■ **DESCRIPTION OF THE TASK**
Please copy every line from the following entries in which the word "JSON" appears.

-------------------------

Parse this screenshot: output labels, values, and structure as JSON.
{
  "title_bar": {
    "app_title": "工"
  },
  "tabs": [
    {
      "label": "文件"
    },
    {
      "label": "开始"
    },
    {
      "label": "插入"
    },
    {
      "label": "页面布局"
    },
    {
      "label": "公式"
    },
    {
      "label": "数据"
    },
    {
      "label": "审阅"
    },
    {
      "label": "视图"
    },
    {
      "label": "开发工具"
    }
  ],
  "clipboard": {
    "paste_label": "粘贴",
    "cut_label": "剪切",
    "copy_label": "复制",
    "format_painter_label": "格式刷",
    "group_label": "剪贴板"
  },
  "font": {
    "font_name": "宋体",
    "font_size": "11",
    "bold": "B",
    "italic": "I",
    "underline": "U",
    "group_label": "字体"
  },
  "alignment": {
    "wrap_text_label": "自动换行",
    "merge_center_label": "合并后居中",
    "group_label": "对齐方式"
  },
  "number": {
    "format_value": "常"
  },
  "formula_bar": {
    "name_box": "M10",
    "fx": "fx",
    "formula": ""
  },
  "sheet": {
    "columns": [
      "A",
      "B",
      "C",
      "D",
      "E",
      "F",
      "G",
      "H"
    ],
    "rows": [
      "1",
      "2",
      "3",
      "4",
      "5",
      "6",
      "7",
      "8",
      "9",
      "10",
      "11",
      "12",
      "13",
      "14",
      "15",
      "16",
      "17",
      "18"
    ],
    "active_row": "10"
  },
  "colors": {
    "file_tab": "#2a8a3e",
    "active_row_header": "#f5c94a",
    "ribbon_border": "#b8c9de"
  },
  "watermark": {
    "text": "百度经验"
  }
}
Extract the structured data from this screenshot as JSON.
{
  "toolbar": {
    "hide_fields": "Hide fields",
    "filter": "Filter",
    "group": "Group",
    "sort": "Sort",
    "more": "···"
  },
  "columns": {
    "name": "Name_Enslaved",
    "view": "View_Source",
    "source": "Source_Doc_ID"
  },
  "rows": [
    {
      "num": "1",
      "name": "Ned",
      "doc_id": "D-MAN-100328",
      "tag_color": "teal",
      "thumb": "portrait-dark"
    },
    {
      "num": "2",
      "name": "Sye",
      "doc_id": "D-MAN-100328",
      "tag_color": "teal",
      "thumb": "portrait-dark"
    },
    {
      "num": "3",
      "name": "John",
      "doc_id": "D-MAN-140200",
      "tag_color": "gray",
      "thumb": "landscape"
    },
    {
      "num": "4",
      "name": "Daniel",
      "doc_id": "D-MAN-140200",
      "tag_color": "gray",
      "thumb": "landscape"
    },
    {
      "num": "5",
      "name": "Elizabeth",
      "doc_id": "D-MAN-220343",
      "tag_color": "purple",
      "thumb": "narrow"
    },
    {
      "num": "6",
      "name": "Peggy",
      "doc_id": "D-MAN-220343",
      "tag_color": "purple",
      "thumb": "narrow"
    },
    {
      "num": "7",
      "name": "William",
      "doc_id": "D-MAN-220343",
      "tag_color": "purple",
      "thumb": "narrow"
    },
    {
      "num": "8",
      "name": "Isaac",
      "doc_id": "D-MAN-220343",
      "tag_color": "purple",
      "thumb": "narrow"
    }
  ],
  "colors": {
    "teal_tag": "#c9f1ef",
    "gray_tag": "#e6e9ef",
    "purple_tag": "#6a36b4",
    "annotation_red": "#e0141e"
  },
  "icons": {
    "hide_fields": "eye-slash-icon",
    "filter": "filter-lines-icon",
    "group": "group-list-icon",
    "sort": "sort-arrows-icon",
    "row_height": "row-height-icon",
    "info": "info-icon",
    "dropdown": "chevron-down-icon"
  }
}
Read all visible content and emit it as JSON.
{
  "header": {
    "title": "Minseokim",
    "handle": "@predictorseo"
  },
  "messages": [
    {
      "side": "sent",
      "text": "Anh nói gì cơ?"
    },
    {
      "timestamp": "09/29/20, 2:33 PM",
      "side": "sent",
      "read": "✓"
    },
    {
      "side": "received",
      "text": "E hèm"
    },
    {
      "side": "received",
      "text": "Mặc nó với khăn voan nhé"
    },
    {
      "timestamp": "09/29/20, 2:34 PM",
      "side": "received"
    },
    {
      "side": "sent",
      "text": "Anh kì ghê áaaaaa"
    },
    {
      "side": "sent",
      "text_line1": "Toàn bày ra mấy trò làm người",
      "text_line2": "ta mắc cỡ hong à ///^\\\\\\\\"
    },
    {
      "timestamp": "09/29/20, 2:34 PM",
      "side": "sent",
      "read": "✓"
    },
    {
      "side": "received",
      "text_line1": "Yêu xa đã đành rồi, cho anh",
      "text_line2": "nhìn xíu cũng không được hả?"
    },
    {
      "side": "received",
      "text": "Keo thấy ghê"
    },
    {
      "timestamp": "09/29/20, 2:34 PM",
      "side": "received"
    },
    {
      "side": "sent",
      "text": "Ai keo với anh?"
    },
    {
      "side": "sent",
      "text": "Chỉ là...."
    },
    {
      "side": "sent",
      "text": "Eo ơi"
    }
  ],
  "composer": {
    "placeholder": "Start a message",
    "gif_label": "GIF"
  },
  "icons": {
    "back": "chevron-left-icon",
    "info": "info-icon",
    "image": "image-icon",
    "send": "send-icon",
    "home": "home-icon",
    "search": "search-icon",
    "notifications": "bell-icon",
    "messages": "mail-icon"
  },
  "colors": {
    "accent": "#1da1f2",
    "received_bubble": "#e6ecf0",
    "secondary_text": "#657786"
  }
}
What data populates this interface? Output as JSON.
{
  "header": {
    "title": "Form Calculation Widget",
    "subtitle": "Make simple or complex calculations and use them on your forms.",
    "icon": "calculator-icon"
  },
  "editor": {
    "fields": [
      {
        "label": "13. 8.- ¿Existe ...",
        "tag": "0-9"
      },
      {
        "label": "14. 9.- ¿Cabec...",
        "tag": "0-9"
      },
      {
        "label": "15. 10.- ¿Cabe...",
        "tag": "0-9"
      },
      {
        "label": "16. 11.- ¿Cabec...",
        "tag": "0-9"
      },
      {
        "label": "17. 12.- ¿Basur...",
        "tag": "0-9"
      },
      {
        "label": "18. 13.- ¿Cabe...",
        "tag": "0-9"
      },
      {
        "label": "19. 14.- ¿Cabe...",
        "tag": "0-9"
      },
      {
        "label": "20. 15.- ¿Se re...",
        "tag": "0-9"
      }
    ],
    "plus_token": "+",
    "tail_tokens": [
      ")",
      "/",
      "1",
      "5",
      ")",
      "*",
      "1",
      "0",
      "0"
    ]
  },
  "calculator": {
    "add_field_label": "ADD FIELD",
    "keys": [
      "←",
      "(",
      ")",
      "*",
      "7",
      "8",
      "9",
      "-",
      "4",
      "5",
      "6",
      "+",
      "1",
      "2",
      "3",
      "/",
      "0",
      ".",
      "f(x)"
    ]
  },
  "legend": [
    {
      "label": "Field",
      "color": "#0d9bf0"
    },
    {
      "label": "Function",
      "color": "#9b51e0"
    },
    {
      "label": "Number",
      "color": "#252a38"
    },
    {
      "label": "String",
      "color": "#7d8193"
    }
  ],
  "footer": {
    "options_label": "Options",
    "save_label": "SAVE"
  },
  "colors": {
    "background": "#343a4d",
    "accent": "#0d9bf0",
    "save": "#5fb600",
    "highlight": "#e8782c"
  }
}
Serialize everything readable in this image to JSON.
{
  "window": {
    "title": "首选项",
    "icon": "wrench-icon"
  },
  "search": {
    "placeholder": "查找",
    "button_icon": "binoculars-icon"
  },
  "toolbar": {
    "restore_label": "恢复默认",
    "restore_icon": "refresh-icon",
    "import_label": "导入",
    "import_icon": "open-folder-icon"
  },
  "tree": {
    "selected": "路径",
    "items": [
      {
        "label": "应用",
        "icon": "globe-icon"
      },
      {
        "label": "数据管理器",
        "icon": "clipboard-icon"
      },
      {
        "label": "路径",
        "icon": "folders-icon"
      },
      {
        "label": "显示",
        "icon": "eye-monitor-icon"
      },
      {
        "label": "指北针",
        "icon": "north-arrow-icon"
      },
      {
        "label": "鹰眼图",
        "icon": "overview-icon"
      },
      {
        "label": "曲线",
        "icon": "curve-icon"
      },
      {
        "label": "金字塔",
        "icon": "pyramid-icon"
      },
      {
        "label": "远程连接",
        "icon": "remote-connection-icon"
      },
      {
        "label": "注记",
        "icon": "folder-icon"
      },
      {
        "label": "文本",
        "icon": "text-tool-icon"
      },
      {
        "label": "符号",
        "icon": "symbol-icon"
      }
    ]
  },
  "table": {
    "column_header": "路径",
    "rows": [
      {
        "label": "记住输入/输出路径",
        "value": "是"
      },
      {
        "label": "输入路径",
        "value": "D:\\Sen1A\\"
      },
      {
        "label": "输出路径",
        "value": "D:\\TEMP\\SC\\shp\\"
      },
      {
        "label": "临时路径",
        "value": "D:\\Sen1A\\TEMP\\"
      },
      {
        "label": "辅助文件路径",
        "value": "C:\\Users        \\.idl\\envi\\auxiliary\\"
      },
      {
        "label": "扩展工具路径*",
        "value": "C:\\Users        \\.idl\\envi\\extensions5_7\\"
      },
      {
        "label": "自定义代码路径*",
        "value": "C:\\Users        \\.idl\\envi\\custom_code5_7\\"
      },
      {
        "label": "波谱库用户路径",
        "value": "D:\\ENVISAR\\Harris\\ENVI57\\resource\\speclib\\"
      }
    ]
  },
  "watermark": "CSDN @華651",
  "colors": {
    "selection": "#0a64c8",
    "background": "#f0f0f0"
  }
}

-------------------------

■ **TASK OUTPUT**
Parse this screenshot: output labels, values, and structure as JSON.
Extract the structured data from this screenshot as JSON.
Read all visible content and emit it as JSON.
What data populates this interface? Output as JSON.
Serialize everything readable in this image to JSON.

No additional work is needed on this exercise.